Once upon a time, before MySpace, people I knew started sending me these curious email messages, which I routinely ignored. The subject headings read: “So-and-so wants to be your friend!” Invariably, the people from whom I received these messages already were my friends, and so I assumed I’d been caught up in a weirdly flirtatious go-round of spam. Then I’d run into one of my friends at a party, or I’d call some other friend to make a plan, and these friends of mine would ask: “How come you won’t be my friend?” The whole thing began to take on the aspect of a “Twilight Zone” episode. Eventually, I figured out what was up: Friendster. This was my introduction to the brave new world of social networking.

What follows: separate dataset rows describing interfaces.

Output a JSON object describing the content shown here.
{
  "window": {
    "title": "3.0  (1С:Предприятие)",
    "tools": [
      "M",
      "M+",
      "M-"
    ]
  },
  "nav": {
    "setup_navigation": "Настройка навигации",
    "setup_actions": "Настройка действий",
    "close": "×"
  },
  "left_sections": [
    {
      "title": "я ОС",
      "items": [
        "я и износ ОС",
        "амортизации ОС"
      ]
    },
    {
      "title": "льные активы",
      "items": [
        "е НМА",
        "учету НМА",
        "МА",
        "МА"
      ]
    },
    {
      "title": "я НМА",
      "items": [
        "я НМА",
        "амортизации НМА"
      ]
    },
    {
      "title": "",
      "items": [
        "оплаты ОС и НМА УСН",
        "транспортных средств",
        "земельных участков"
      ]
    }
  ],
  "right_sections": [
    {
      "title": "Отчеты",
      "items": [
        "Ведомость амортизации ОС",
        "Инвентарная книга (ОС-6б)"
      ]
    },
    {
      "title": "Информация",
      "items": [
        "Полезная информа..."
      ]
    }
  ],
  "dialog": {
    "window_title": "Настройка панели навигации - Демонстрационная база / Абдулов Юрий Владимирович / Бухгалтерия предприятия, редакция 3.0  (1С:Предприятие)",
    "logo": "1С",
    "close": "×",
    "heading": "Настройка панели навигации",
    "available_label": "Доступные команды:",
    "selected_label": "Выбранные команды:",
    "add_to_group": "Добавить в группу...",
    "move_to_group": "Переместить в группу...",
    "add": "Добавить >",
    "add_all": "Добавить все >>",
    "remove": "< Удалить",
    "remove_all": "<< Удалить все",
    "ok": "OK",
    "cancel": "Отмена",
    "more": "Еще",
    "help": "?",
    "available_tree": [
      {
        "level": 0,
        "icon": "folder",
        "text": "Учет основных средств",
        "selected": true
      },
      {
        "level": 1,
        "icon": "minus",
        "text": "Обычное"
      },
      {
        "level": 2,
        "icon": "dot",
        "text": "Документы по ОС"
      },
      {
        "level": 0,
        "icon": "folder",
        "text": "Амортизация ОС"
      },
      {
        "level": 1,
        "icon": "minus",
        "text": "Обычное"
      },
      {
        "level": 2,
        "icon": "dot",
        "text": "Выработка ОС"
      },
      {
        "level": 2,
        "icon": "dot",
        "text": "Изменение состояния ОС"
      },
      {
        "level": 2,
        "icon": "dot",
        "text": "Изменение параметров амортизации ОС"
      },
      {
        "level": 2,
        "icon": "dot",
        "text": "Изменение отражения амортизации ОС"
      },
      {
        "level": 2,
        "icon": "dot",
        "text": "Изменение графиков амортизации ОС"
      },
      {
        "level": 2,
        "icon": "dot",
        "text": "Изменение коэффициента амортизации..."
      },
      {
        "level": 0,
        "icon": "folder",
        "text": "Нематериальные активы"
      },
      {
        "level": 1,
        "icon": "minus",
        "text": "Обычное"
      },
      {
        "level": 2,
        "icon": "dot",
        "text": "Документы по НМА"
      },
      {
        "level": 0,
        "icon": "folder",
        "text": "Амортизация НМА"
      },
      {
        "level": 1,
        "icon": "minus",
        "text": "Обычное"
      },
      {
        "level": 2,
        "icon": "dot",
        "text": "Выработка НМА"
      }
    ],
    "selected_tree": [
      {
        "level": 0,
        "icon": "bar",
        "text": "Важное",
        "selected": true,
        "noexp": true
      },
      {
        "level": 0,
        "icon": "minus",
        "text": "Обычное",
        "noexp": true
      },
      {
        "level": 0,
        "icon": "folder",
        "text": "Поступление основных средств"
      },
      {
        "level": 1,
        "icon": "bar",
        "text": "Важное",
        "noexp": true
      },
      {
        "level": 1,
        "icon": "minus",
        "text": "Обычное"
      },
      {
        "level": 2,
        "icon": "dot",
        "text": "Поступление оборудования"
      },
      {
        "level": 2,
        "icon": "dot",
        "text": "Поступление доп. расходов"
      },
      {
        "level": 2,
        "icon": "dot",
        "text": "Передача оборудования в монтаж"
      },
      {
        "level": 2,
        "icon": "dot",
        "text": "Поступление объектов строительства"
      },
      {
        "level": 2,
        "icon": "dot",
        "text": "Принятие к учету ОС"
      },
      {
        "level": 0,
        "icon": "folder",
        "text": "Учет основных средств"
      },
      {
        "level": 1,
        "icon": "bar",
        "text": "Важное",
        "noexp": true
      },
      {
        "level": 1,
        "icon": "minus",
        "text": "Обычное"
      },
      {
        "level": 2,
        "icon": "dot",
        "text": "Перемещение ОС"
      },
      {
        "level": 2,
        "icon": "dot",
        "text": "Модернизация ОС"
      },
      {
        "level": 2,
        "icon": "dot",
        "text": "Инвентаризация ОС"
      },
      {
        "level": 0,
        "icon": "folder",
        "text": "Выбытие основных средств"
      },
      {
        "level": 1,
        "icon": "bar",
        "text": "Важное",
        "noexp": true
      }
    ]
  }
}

I didn’t see the point of Friendster, at least not at first. My come-to-Jesus moment happened a few months later, when I realized that my recently-ex boyfriend had posted a profile that did not list his dating status as single. That’s a story for another time. This story is about my Friendster profile, the one I wrote up in a fit of pique, annoyed that I had to go through the seemingly pointless motions of putting myself into some kind of digital hipster yearbook. Occupation? Keeping myself occupied. Favorite books? Several. Favorite movies? Several again, but as long as we’re on the subject, I take issue with the descriptive “favorite.” And so on. Then I came to the essay portion of the profile, “About Me,” and below that, “Who I Want to Meet.” It was late, I was waiting for my photo to upload, which was taking forever, and both these questions seemed at once vast and defeating. How does a person account for herself so briefly; how does she enumerate the qualities she seeks in others? Coincidentally, I was listening to Hole. The track “Doll Parts” cued itself, my photo finished uploading, and the clock blinked a late minute past three at me. About me: I fake it so real I am beyond fake. Who I want to meet: Someday, you will ache like I ache. I folded up my laptop and went to bed.
As soon as a week later, Friendster message alerts were piling up in my inbox. I’m still not sure whether the legions of dubious men who cold-contacted me realized that the “About Me” line was a lyric from “Doll Parts,” and ditto the phrase I stole for “Who I Want to Meet.” No one ever brought it up. What I can say for certain was that they took the sentiments seriously. Every single guy seemed to be looking for the kind of girl who cuts herself. Introspective, gloomy, in love with her own bruised sensitivity. There’s probably a tablespoon or two of that in me, but I am definitely not that girl. And neither is Courtney Love. I mean, if you actually listen to ‘Doll Parts,” the line “you will ache like I ache” isn’t meant as sympathy, it’s meant as a threat. Someday, you will ache like I ache. I will make you ache. You are messing with my head, and I am going to hurt you. I will kick your ass up and down this house. I love Courtney for that line. It’s the moment in the song where she makes clear, once and for all, that she’s not interested in playing victim.
Sigh. If only everything about Courtney rang as true and fierce as that one line. She just can’t outrun hell, Courtney, she got some credit in the straight world and obliterated everything she kissed, and thus the onetime riot grrl has become this other kind of icon, one who basks in the glow of tragedy. Think, Marilyn Monroe; think Judy Garland. Except, obviously, Courtney Love is not dead. Flip through Hedi Slimane’s new book of photographs of Courtney, Portrait of a Performer, and you can see the diamond-hard glint of defiant life peeking out from behind her eyes. It’s the only real thing left of her, I think – everything else has been Botoxed, collagen-injected, methadoned, court-ordered, lipo-sucked and red carpeted into submission. This is a shame for many reasons, not the least of which that Courtney is at her best when she’s allowed to be her messy worst. “Doll Parts,” for example, possibly the greatest song ever written about trying to keep it together while you’re falling apart. Or “Plump,” the only anthem I can think of that’s about hating pregnancy. And even if Kurt wrote half the album, Live Through This remains a testament to Courtney’s power to make genius from horror, a concept record about going down in style, fists pumped, middle fingers up and proud and facing back at the ones who fucked you over. Someday, you will ache like I ache. Any Friendster who doesn’t get that line doesn’t get to be my friend.